Keel Blocks Offer Key Evidence in Hunley’s Disappearance
According to the scientists studying the submarine, the crew did not operate the emergency keel release mechanisms the night they lost their lives in the experimental, 40-foot vessel. The keel blocks will join public display starting this Saturday, July 20th during weekend tours. The blocks represent a significant breakthrough in conservation as well as an important clue for those working to solve the mystery of the Hunley’s disappearance.
In 1864, the Hunley became the world’s first successful combat submarine with the sinking of the USS Housatonic. Historical records indicate the submarine’s crew signaled to shore they were on the way back home but instead they vanished without a trace. The reason surrounding the Hunley’s loss has remained an intriguing maritime mystery for over a century.
Many theories have circulated over the years to explain the final moments that resulted in the death of her eight-man crew. A popular theory is the Hunley got stuck on the sea bed, unable to rise. Cranking the submarine over 4 miles to their target would have been physically exhausting to the crew. To ease the stress, they planned their approach with the outgoing tide. It is possible they waited on the bottom of the ocean floor for the tides to turn so they could use the current to help get back home. If they somehow got stuck, they likely would have attempted to drop some of the heaviest keel blocks to help rise back up to begin the journey back to land. However, the blocks were found fastened in place, meaning they did not attempt to use this emergency function. For some reason, the crew did not think it would help or were unable to start this emergency procedure.
How the Keel Emergency Release Worked
The keel is made up of eight separate cast iron pieces, with a few of them weighing over 500 pounds. While they provided center-line weight for the submarine, they could also be dropped if she became stuck underwater. By using a turnkey function inside the crew compartment, three of the keel weights could be quickly released. This would enable the crew to drop over 1,000 pounds of weight in the event they were struggling to come back up after a dive.
“The Hunley designers thought about problems that might arise and I think they understood the need for contingency plans. The keel blocks are a perfect example of the many innovative design features we see installed on the submarine,” said Michael Scafuri, a Clemson Archaeologist working on the Hunley Project.
This particular emergency function was not used. The question scientists must now answer is why. Studies of the human remains show no new injuries to the crew and no signs of panic, suggesting that they did not know they were in trouble until it was too late.
Watch a video about the keel blocks.
About the Keel Blocks
The ability to stay upright is a fundamental requirement of any seafaring vessel. It is quite literally a matter of life and death. The Hunley, as one of the world’s earliest functioning submarines, was no different. The keel provided center-line weight helping the submarine’s overall stability and stopped her from rolling while she travelled through the ocean waves.
The Hunley’s keel blocks had to be removed before conservation could begin on the submarine’s pump system.
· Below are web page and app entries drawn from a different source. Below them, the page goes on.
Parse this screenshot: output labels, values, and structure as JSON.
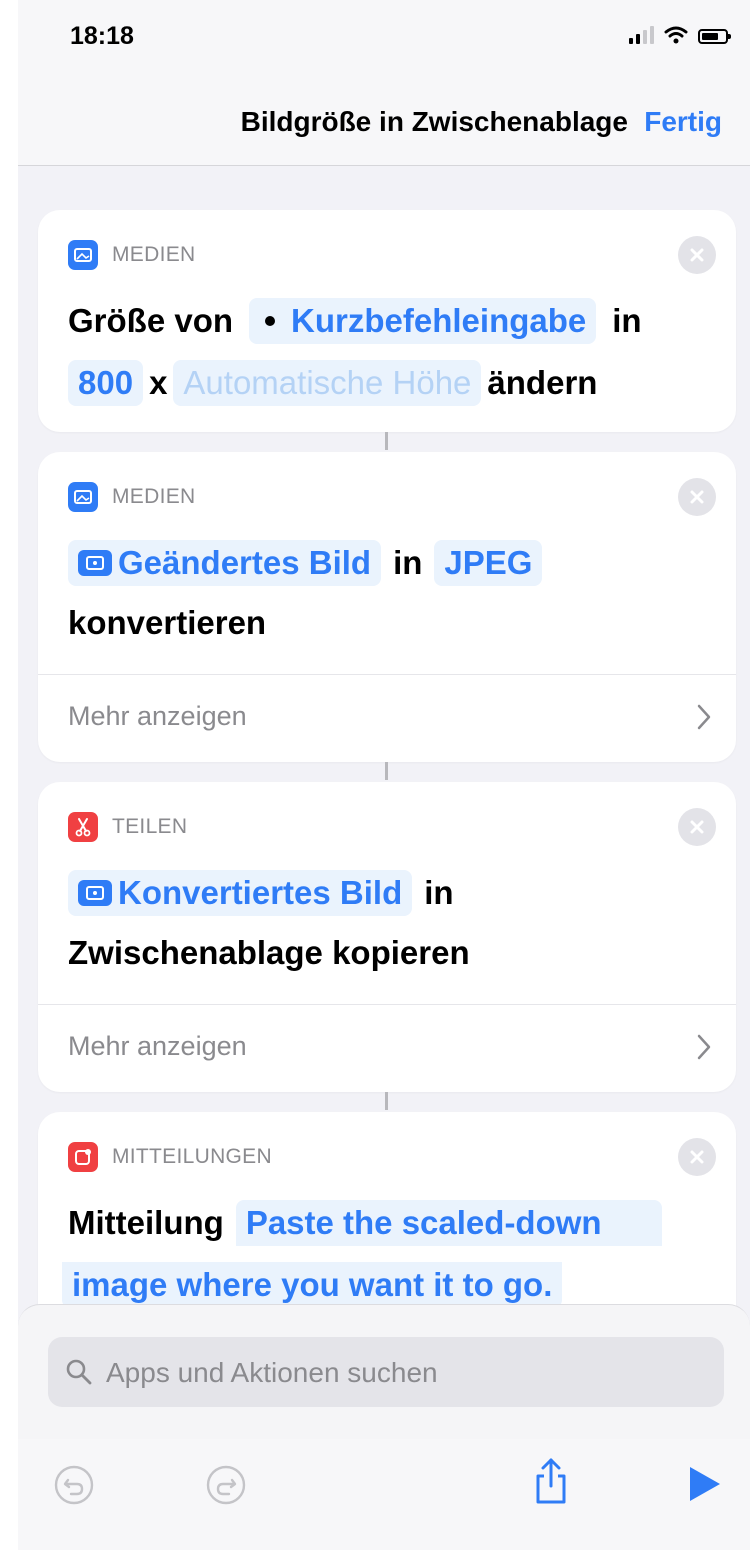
{
  "status": {
    "time": "18:18"
  },
  "nav": {
    "title": "Bildgröße in Zwischenablage",
    "done": "Fertig"
  },
  "actions": [
    {
      "category": "MEDIEN",
      "line1": {
        "t1": "Größe von",
        "v1": "Kurzbefehleingabe",
        "t2": "in"
      },
      "line2": {
        "v1": "800",
        "t1": "x",
        "v2": "Automatische Höhe",
        "t2": "ändern"
      }
    },
    {
      "category": "MEDIEN",
      "line1": {
        "v1": "Geändertes Bild",
        "t1": "in",
        "v2": "JPEG"
      },
      "line2": {
        "t1": "konvertieren"
      },
      "more": "Mehr anzeigen"
    },
    {
      "category": "TEILEN",
      "line1": {
        "v1": "Konvertiertes Bild",
        "t1": "in"
      },
      "line2": {
        "t1": "Zwischenablage kopieren"
      },
      "more": "Mehr anzeigen"
    },
    {
      "category": "MITTEILUNGEN",
      "line1": {
        "t1": "Mitteilung",
        "v1": "Paste the scaled-down"
      },
      "line2": {
        "v1": "image where you want it to go."
      }
    }
  ],
  "search": {
    "placeholder": "Apps und Aktionen suchen"
  },
  "colors": {
    "accent": "#2f7cf6",
    "media": "#2f7cf6",
    "share": "#f04042",
    "notifications": "#f04042"
  },
  "toolbar": {
    "icons": [
      "undo-icon",
      "redo-icon",
      "share-icon",
      "play-icon"
    ]
  }
}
They have now been carefully preserved after a long, multi-year treatment in a chemical solution. The new exhibit will teach visitors about the block’s conservation and use on the submarine.
Images of the keel block conservation.
The Hunley Project
On the evening of February 17, 1864, the H. L. Hunley became the world’s first successful combat submarine by sinking the USS Housatonic. After signaling to shore that the mission had been accomplished, the submarine and her crew of eight mysteriously vanished. Lost at sea for over a century, the Hunley was located in 1995 by Clive Cussler’s National Underwater and Marine Agency (NUMA). The innovative hand-cranked vessel was raised in 2000 and delivered to the Warren Lasch Conservation Center, where an international team of scientists are at work to conserve the submarine for future generations and piece together clues to solve the mystery of her disappearance. The Hunley Project is conducted through a partnership with the Clemson University Restoration Institute, South Carolina Hunley Commission, Naval History and Heritage Command, and Friends of the Hunley.